Excerpts from an interface dataset:
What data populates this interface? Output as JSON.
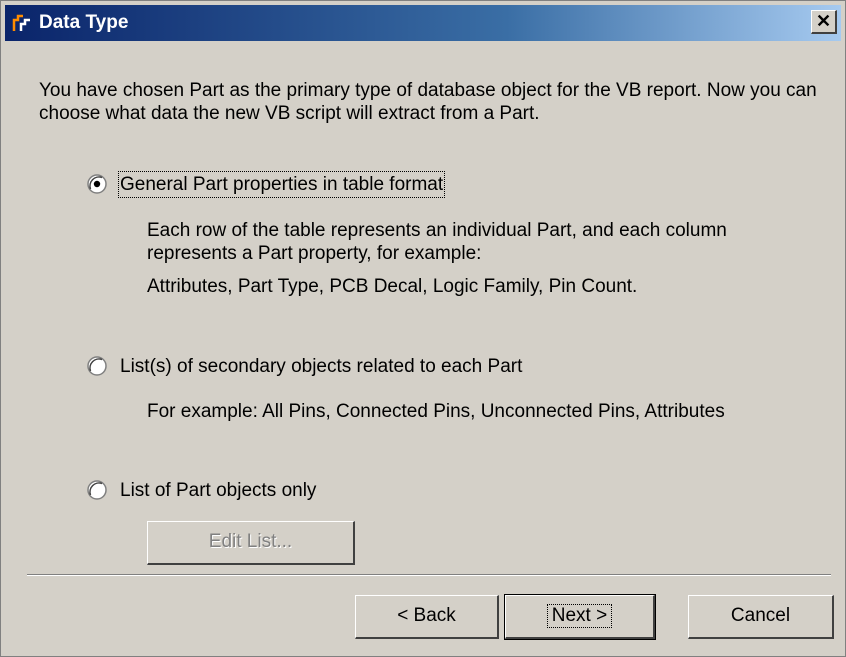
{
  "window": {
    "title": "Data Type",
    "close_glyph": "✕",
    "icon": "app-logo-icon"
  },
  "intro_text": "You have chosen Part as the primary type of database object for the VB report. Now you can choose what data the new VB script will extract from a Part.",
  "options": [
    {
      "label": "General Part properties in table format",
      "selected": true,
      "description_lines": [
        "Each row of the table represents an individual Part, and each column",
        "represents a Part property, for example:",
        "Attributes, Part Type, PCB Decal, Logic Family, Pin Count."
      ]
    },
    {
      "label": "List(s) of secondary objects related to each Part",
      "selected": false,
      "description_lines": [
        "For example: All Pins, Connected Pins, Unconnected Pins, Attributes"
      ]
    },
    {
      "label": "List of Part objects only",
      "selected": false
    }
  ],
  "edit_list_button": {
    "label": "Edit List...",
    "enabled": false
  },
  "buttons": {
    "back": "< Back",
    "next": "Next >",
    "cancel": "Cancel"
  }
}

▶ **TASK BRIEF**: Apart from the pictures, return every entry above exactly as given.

▶ **EXERCISE ANSWER**:
What data populates this interface? Output as JSON.
{
  "window": {
    "title": "Data Type",
    "close_glyph": "✕",
    "icon": "app-logo-icon"
  },
  "intro_text": "You have chosen Part as the primary type of database object for the VB report. Now you can choose what data the new VB script will extract from a Part.",
  "options": [
    {
      "label": "General Part properties in table format",
      "selected": true,
      "description_lines": [
        "Each row of the table represents an individual Part, and each column",
        "represents a Part property, for example:",
        "Attributes, Part Type, PCB Decal, Logic Family, Pin Count."
      ]
    },
    {
      "label": "List(s) of secondary objects related to each Part",
      "selected": false,
      "description_lines": [
        "For example: All Pins, Connected Pins, Unconnected Pins, Attributes"
      ]
    },
    {
      "label": "List of Part objects only",
      "selected": false
    }
  ],
  "edit_list_button": {
    "label": "Edit List...",
    "enabled": false
  },
  "buttons": {
    "back": "< Back",
    "next": "Next >",
    "cancel": "Cancel"
  }
}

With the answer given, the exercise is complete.